**How to complete this task**
Search the listing below for the string "Backlight" and copy every line where it occurs.

[Start of section]

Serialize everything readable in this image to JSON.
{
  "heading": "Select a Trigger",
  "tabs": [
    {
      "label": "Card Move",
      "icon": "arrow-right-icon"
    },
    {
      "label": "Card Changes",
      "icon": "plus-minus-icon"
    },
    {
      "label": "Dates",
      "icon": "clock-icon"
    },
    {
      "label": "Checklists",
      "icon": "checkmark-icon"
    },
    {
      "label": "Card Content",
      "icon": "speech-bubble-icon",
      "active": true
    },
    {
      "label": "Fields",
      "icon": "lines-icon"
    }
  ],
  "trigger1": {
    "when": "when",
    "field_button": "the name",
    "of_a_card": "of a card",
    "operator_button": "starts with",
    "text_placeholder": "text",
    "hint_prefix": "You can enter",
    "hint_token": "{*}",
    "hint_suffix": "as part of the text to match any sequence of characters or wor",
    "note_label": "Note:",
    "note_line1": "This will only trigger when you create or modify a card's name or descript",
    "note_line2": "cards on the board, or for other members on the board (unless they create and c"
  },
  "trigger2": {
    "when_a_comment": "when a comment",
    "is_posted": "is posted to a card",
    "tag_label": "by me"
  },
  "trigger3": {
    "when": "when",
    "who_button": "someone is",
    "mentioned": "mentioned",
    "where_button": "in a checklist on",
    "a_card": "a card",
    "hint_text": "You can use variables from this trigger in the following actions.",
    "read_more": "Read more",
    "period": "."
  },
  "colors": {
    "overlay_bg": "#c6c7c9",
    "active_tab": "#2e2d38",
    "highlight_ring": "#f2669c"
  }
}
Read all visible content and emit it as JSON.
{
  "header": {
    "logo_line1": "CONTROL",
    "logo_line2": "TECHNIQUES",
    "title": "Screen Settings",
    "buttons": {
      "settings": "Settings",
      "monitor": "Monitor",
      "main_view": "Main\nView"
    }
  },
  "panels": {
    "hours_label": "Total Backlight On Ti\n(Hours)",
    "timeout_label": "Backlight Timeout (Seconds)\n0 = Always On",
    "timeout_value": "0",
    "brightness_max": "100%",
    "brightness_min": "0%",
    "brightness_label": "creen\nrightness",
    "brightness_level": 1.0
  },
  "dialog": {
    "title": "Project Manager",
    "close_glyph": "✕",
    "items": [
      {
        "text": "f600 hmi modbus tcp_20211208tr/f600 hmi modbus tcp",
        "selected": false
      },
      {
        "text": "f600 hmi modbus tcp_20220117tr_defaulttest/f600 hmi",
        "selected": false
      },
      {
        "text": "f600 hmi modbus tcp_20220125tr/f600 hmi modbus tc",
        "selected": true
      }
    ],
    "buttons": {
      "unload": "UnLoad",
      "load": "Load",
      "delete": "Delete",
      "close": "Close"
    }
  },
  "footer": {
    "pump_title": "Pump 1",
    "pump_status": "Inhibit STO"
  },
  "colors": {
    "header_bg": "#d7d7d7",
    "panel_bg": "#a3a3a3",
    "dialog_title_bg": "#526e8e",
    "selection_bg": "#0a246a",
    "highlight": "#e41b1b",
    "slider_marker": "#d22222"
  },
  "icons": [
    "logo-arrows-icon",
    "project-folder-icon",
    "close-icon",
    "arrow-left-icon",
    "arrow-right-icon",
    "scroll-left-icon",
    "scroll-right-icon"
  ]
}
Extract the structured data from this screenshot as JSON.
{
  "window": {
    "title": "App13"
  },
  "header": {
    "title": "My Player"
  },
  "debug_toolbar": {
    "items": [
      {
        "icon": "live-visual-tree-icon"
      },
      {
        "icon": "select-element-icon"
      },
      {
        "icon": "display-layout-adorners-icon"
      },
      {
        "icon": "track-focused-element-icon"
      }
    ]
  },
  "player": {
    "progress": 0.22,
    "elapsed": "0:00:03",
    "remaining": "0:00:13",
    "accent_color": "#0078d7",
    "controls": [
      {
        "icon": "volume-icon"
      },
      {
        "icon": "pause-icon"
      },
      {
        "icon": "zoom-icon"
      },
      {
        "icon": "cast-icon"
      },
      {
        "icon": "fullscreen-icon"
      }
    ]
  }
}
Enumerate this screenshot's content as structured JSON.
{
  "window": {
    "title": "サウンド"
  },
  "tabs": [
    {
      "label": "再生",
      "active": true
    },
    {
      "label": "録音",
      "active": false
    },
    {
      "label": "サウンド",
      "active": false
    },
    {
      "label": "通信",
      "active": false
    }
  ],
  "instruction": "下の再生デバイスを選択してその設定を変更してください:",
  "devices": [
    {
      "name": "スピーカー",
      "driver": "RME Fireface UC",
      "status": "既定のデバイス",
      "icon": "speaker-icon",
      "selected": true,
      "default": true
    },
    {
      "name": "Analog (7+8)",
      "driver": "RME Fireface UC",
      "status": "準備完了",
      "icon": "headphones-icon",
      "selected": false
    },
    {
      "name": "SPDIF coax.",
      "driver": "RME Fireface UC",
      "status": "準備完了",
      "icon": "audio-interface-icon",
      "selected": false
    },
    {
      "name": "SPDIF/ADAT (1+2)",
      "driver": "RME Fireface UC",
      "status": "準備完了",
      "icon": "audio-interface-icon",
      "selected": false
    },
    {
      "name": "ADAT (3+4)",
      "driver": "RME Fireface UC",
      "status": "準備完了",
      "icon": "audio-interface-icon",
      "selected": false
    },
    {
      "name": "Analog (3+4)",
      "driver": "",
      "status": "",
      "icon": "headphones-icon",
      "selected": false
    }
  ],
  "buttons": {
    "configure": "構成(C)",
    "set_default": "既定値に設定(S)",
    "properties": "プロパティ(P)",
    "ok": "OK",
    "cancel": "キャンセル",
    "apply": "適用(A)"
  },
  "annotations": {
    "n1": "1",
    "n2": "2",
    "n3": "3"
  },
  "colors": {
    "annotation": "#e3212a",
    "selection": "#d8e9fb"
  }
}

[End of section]

**Task output**
    "hours_label": "Total Backlight On Ti\n(Hours)",
    "timeout_label": "Backlight Timeout (Seconds)\n0 = Always On",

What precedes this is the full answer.